* _Data provided_:
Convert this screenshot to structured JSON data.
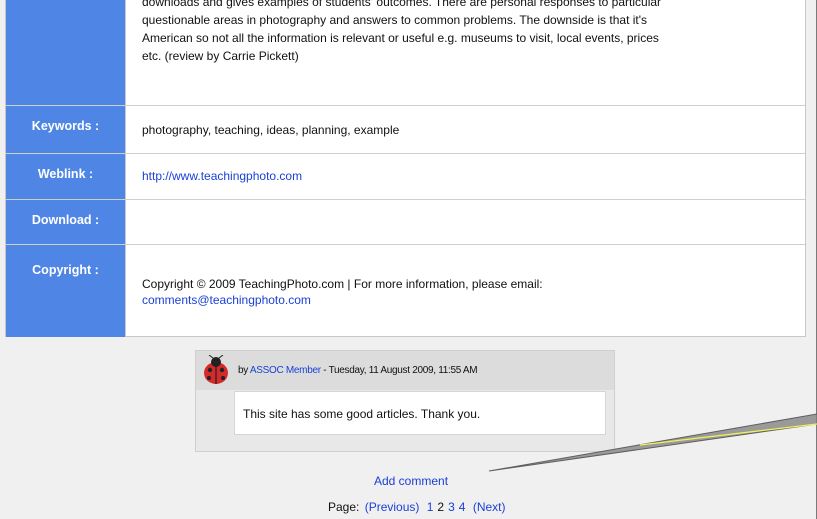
{
  "resource": {
    "description_lines": [
      "downloads and gives examples of students' outcomes. There are personal responses to particular",
      "questionable areas in photography and answers to common problems. The downside is that it's",
      "American so not all the information is relevant or useful e.g. museums to visit, local events, prices",
      "etc. (review by Carrie Pickett)"
    ],
    "keywords_label": "Keywords :",
    "keywords_value": "photography, teaching, ideas, planning, example",
    "weblink_label": "Weblink :",
    "weblink_value": "http://www.teachingphoto.com",
    "download_label": "Download :",
    "download_value": "",
    "copyright_label": "Copyright :",
    "copyright_line1": "Copyright © 2009 TeachingPhoto.com | For more information, please email:",
    "copyright_email": "comments@teachingphoto.com"
  },
  "comment": {
    "by_prefix": "by",
    "author": "ASSOC Member",
    "date_suffix": "- Tuesday, 11 August 2009, 11:55 AM",
    "text": "This site has some good articles. Thank you.",
    "avatar_icon": "ladybug-icon"
  },
  "add_comment": "Add comment",
  "pager": {
    "label": "Page:",
    "previous": "(Previous)",
    "pages": [
      "1",
      "2",
      "3",
      "4"
    ],
    "current": "2",
    "next": "(Next)"
  },
  "colors": {
    "label_bg": "#4f86e6",
    "link": "#1a3fd6",
    "pointer_highlight": "#f2f25a"
  }
}
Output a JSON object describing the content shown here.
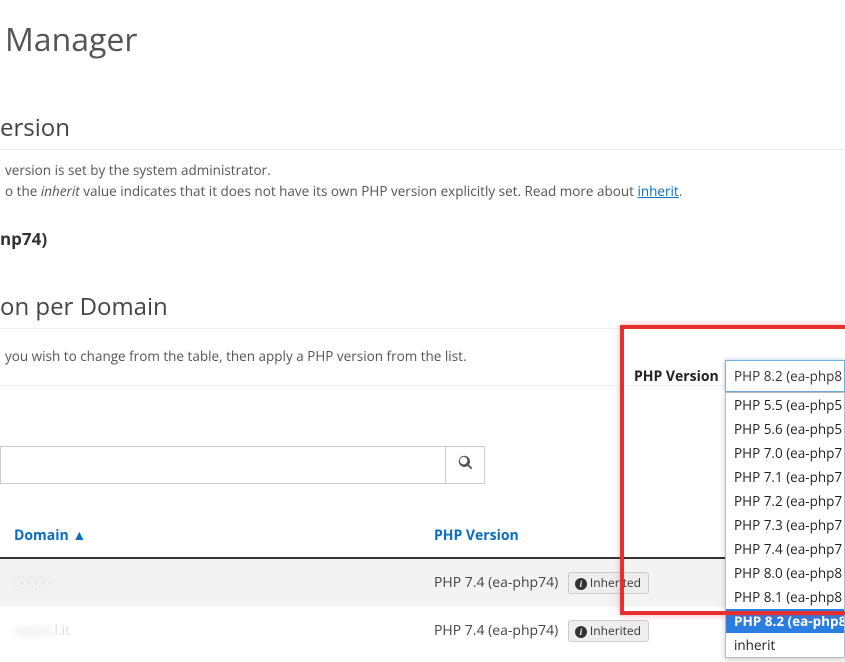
{
  "page": {
    "title": " Manager",
    "section1_title": "ersion",
    "desc_line1": " version is set by the system administrator.",
    "desc_line2a": "o the ",
    "desc_line2_em": "inherit",
    "desc_line2b": " value indicates that it does not have its own PHP version explicitly set. Read more about ",
    "desc_link": "inherit",
    "desc_line2c": ".",
    "sub_label": "np74)",
    "section2_title": "on per Domain",
    "instruction": " you wish to change from the table, then apply a PHP version from the list."
  },
  "search": {
    "placeholder": ""
  },
  "table": {
    "headers": {
      "domain": "Domain ▲",
      "php": "PHP Version"
    },
    "rows": [
      {
        "domain_blur": "xxxxx",
        "version": "PHP 7.4 (ea-php74)",
        "badge": "Inherited"
      },
      {
        "domain_blur": "xxxxx",
        "domain_suffix": ".l.it",
        "version": "PHP 7.4 (ea-php74)",
        "badge": "Inherited"
      }
    ]
  },
  "right_panel": {
    "label": "PHP Version",
    "selected": "PHP 8.2 (ea-php8",
    "options": [
      "PHP 5.5 (ea-php5",
      "PHP 5.6 (ea-php5",
      "PHP 7.0 (ea-php7",
      "PHP 7.1 (ea-php7",
      "PHP 7.2 (ea-php7",
      "PHP 7.3 (ea-php7",
      "PHP 7.4 (ea-php7",
      "PHP 8.0 (ea-php8",
      "PHP 8.1 (ea-php8",
      "PHP 8.2 (ea-php8",
      "inherit"
    ],
    "highlighted_index": 9
  }
}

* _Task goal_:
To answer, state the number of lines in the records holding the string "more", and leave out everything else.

* _Problem solution_:
2